And yet for all that ...
Supporters and advocates of the U.S.-India relationship are right even now to accentuate the positive, given both how far the relationship has come and the vast potential that remains. There is now candid and deepening dialogue and collaboration across dozens of practical issues, from defense to development, education, to energy, science to space.
The military relationship is about the busiest and fastest-growing between any two countries that are not treaty allies. The just-concluded visit to India by Deputy Secretary of Defense Ashton Carter has underlined that the defense sales and technology dimension of bilateral ties is helping sharpen New Delhi’s conventional deterrent capabilities as well as its capacity to provide public goods such as disaster relief. This will be the case even if the overall modernization of India’s armed forces remains troubled and askew.
Even with the U.S.-India relationship forever remaining far short of a mutual-defense pact, its continued strengthening will quietly complicate others’ calculations of coercive or unsettling security actions across the wider region.
In regional diplomacy, too, such as the alphabet soup of Asian security forums and summits, the United States and India are finding common cause with each other and a wide range of countries in creating a rules-based context in which to incorporate China’s expanding interests and strategic reach.
Yet the most compelling reason to keep playing the long game of building a comprehensive U.S.-India partnership may be that it is what much of the Indian population wants.
A representative opinion survey released earlier this year by Australian think tanks the Lowy Institute and the Australia-India Institute indicated that 83% of Indian respondents consider U.S.-India relations to be strong, and 75% want those ties to strengthen further over the next 10 years. Moreover, 72% see the United States as a good security partner in the Indian Ocean and the same proportion sees partnerships with ‘strong countries’ as very important for India to achieve its goals in the world – perhaps not a ringing endorsement for India’s traditions of strategic autonomy and nonalignment.
Admittedly, a substantial minority, 31% see the United States as a threat to India, although only 9% see it as a major threat – whereas 83% see China as a threat, and 60% as a major threat.
The poll suggests that Indians feel more warmly towards the United States than to any other country. And whatever problems or dysfunction U.S. politics or society has faced in recent years, a large majority of Indians – 78% - think it would be better if India worked more like the United States. This makes America the most admired foreign country in Indian eyes, with Australia, Japan and Singapore an equal second with 60% of Indians wanting to emulate their institutions.
According to this research, Indians feel noticeably less warmth or admiration for their fellow so-called BRICS countries, Brazil, Russia, China and South Africa. The poll also shows that most ordinary Indians value democracy and basic democratic rights.
All polls have their limitations and a margin of error; this one’s was 3.6%, given that the sample was 1233 face-to-face interviews in cities, towns and villages across 11 Indian states.

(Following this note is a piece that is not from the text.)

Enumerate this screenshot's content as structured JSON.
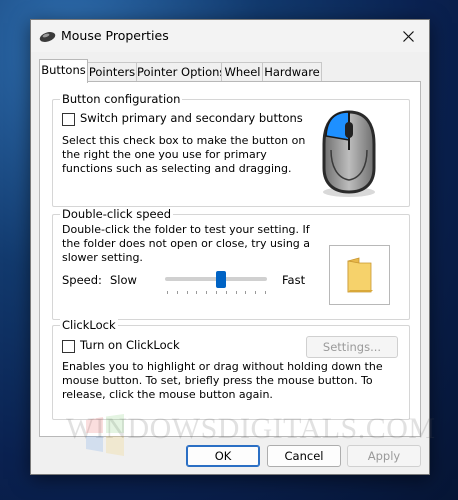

Even so, the basic message for President Obama, Prime Minister Singh and whoever forms government in India after next year's elections should be this: whatever the frustrations of recent years, most Indians place value and hope in the bonds between the two countries. Singh's visit to Washington should not be the end of an era, but the first step to a new phase.
Indeed, it is hard to escape the conclusion that ordinary Indians–including a large proportion of youth and the emerging middle classes–are considerably more positive about their future with America than the political and bureaucratic establishment that has now so often hesitated to follow through on Singh’s historic nuclear gamble.
Image: The White House/Flickr